Data items:
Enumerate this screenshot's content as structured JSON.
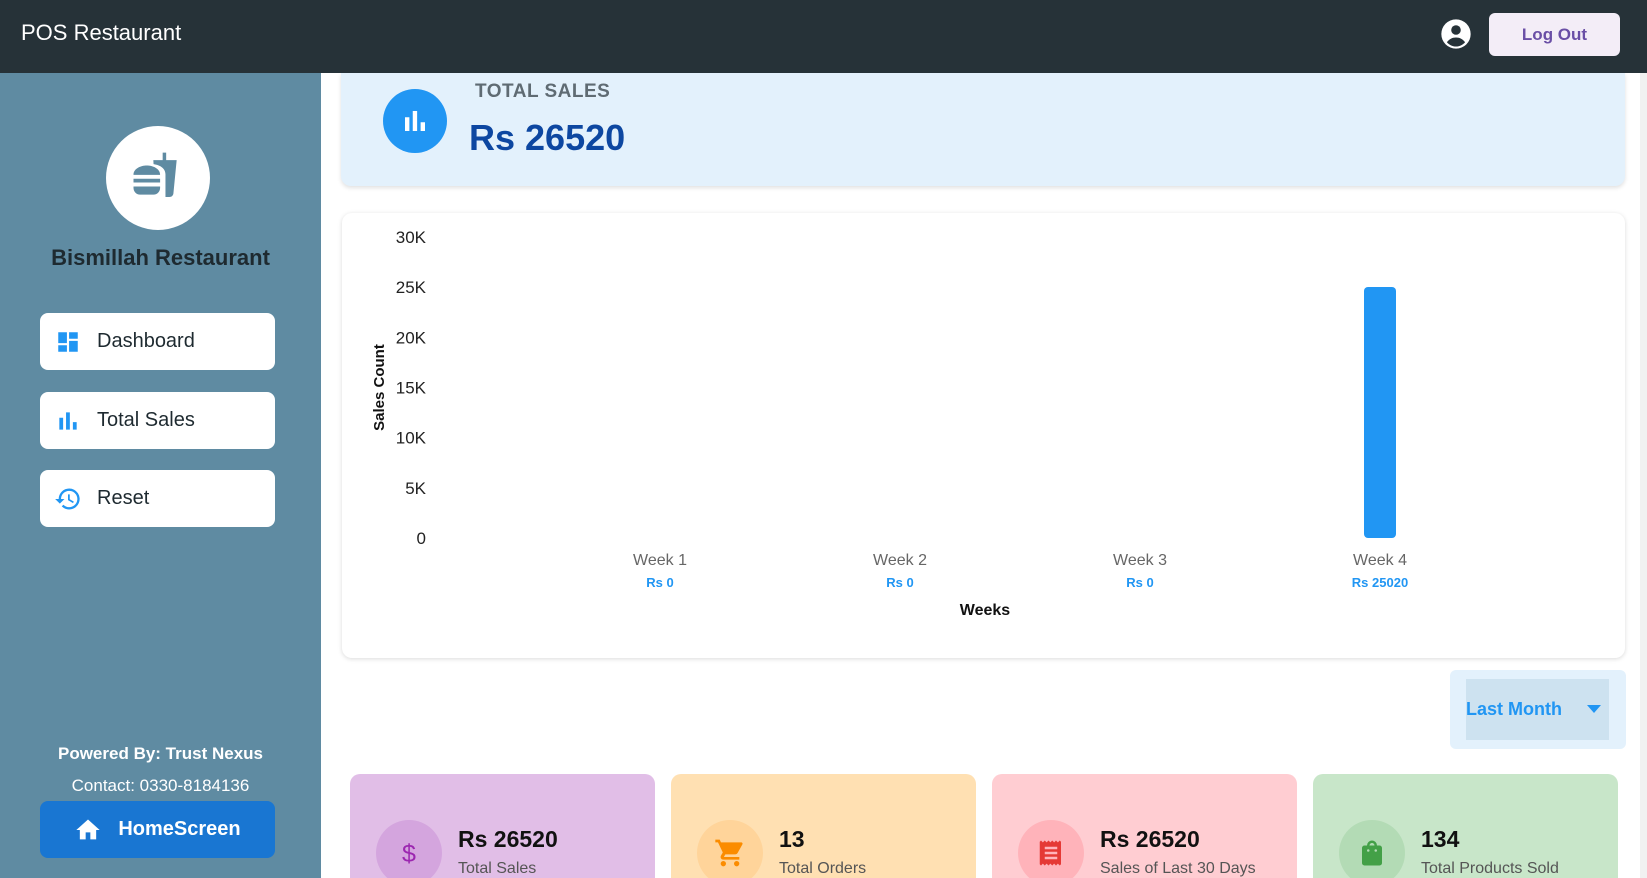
{
  "header": {
    "app_title": "POS Restaurant",
    "account_icon": "account-circle-icon",
    "logout_label": "Log Out"
  },
  "sidebar": {
    "logo_icon": "fastfood-icon",
    "restaurant_name": "Bismillah Restaurant",
    "items": [
      {
        "label": "Dashboard",
        "icon": "dashboard-icon"
      },
      {
        "label": "Total Sales",
        "icon": "bar-chart-icon"
      },
      {
        "label": "Reset",
        "icon": "restore-icon"
      }
    ],
    "powered_by": "Powered By: Trust Nexus",
    "contact": "Contact: 0330-8184136",
    "home_label": "HomeScreen",
    "home_icon": "home-icon"
  },
  "total_sales": {
    "label": "TOTAL SALES",
    "value": "Rs 26520",
    "icon": "bar-chart-icon"
  },
  "chart_data": {
    "type": "bar",
    "categories": [
      "Week 1",
      "Week 2",
      "Week 3",
      "Week 4"
    ],
    "values": [
      0,
      0,
      0,
      25020
    ],
    "value_labels": [
      "Rs 0",
      "Rs 0",
      "Rs 0",
      "Rs 25020"
    ],
    "xlabel": "Weeks",
    "ylabel": "Sales Count",
    "ylim": [
      0,
      30000
    ],
    "yticks": [
      "0",
      "5K",
      "10K",
      "15K",
      "20K",
      "25K",
      "30K"
    ],
    "grid": false,
    "bar_color": "#2196f3"
  },
  "period_select": {
    "value": "Last Month"
  },
  "stats": [
    {
      "value": "Rs 26520",
      "label": "Total Sales",
      "icon": "dollar-icon",
      "bg": "#e1bee7",
      "icon_bg": "#d4a5de",
      "icon_color": "#9c27b0"
    },
    {
      "value": "13",
      "label": "Total Orders",
      "icon": "cart-icon",
      "bg": "#ffe0b2",
      "icon_bg": "#ffd49a",
      "icon_color": "#fb8c00"
    },
    {
      "value": "Rs 26520",
      "label": "Sales of Last 30 Days",
      "icon": "receipt-icon",
      "bg": "#ffcdd2",
      "icon_bg": "#ffb3ba",
      "icon_color": "#e53935"
    },
    {
      "value": "134",
      "label": "Total Products Sold",
      "icon": "shopping-bag-icon",
      "bg": "#c8e6c9",
      "icon_bg": "#b3dbb5",
      "icon_color": "#43a047"
    }
  ]
}
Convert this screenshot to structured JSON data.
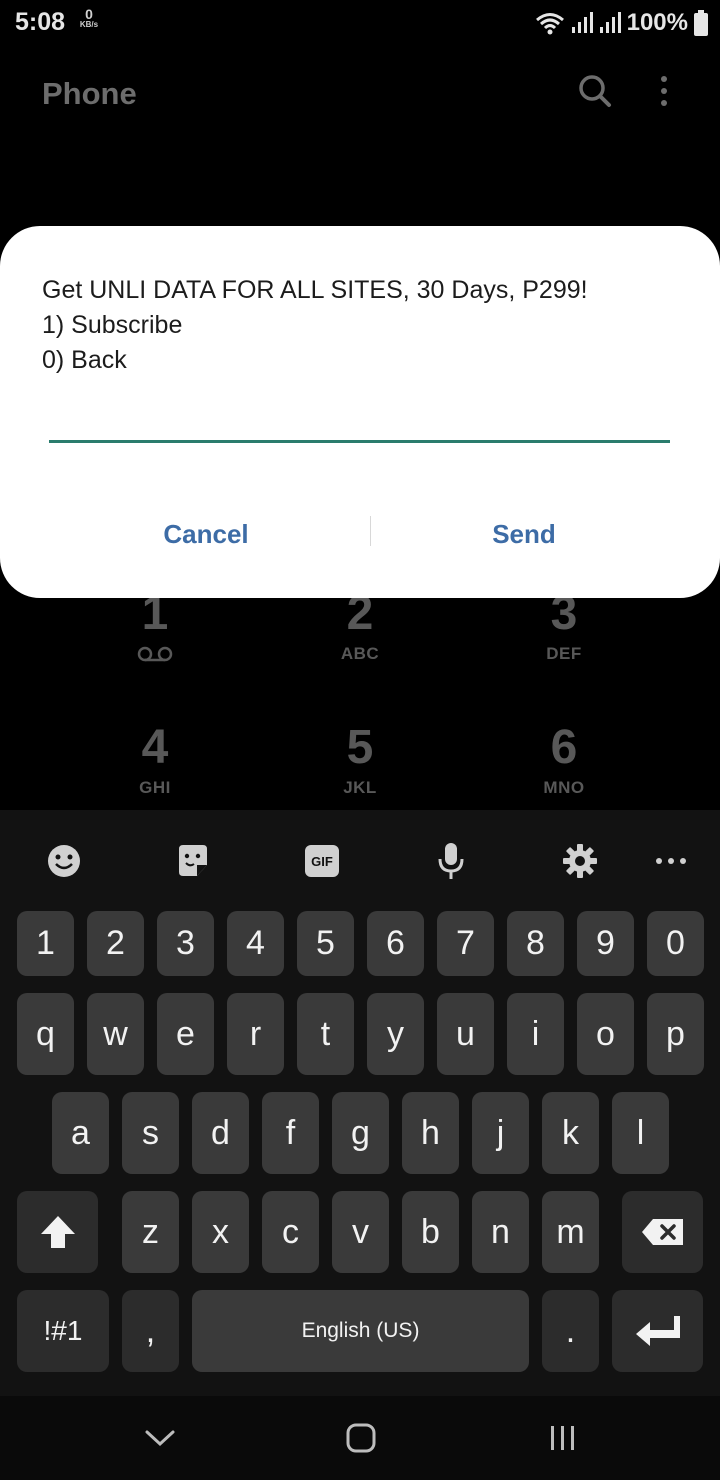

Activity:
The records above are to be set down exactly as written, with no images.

Task output:
Enumerate this screenshot's content as structured JSON.
{
  "header": {
    "app_title": "POS Restaurant",
    "account_icon": "account-circle-icon",
    "logout_label": "Log Out"
  },
  "sidebar": {
    "logo_icon": "fastfood-icon",
    "restaurant_name": "Bismillah Restaurant",
    "items": [
      {
        "label": "Dashboard",
        "icon": "dashboard-icon"
      },
      {
        "label": "Total Sales",
        "icon": "bar-chart-icon"
      },
      {
        "label": "Reset",
        "icon": "restore-icon"
      }
    ],
    "powered_by": "Powered By: Trust Nexus",
    "contact": "Contact: 0330-8184136",
    "home_label": "HomeScreen",
    "home_icon": "home-icon"
  },
  "total_sales": {
    "label": "TOTAL SALES",
    "value": "Rs 26520",
    "icon": "bar-chart-icon"
  },
  "chart_data": {
    "type": "bar",
    "categories": [
      "Week 1",
      "Week 2",
      "Week 3",
      "Week 4"
    ],
    "values": [
      0,
      0,
      0,
      25020
    ],
    "value_labels": [
      "Rs 0",
      "Rs 0",
      "Rs 0",
      "Rs 25020"
    ],
    "xlabel": "Weeks",
    "ylabel": "Sales Count",
    "ylim": [
      0,
      30000
    ],
    "yticks": [
      "0",
      "5K",
      "10K",
      "15K",
      "20K",
      "25K",
      "30K"
    ],
    "grid": false,
    "bar_color": "#2196f3"
  },
  "period_select": {
    "value": "Last Month"
  },
  "stats": [
    {
      "value": "Rs 26520",
      "label": "Total Sales",
      "icon": "dollar-icon",
      "bg": "#e1bee7",
      "icon_bg": "#d4a5de",
      "icon_color": "#9c27b0"
    },
    {
      "value": "13",
      "label": "Total Orders",
      "icon": "cart-icon",
      "bg": "#ffe0b2",
      "icon_bg": "#ffd49a",
      "icon_color": "#fb8c00"
    },
    {
      "value": "Rs 26520",
      "label": "Sales of Last 30 Days",
      "icon": "receipt-icon",
      "bg": "#ffcdd2",
      "icon_bg": "#ffb3ba",
      "icon_color": "#e53935"
    },
    {
      "value": "134",
      "label": "Total Products Sold",
      "icon": "shopping-bag-icon",
      "bg": "#c8e6c9",
      "icon_bg": "#b3dbb5",
      "icon_color": "#43a047"
    }
  ]
}
Convert this screenshot to structured JSON data.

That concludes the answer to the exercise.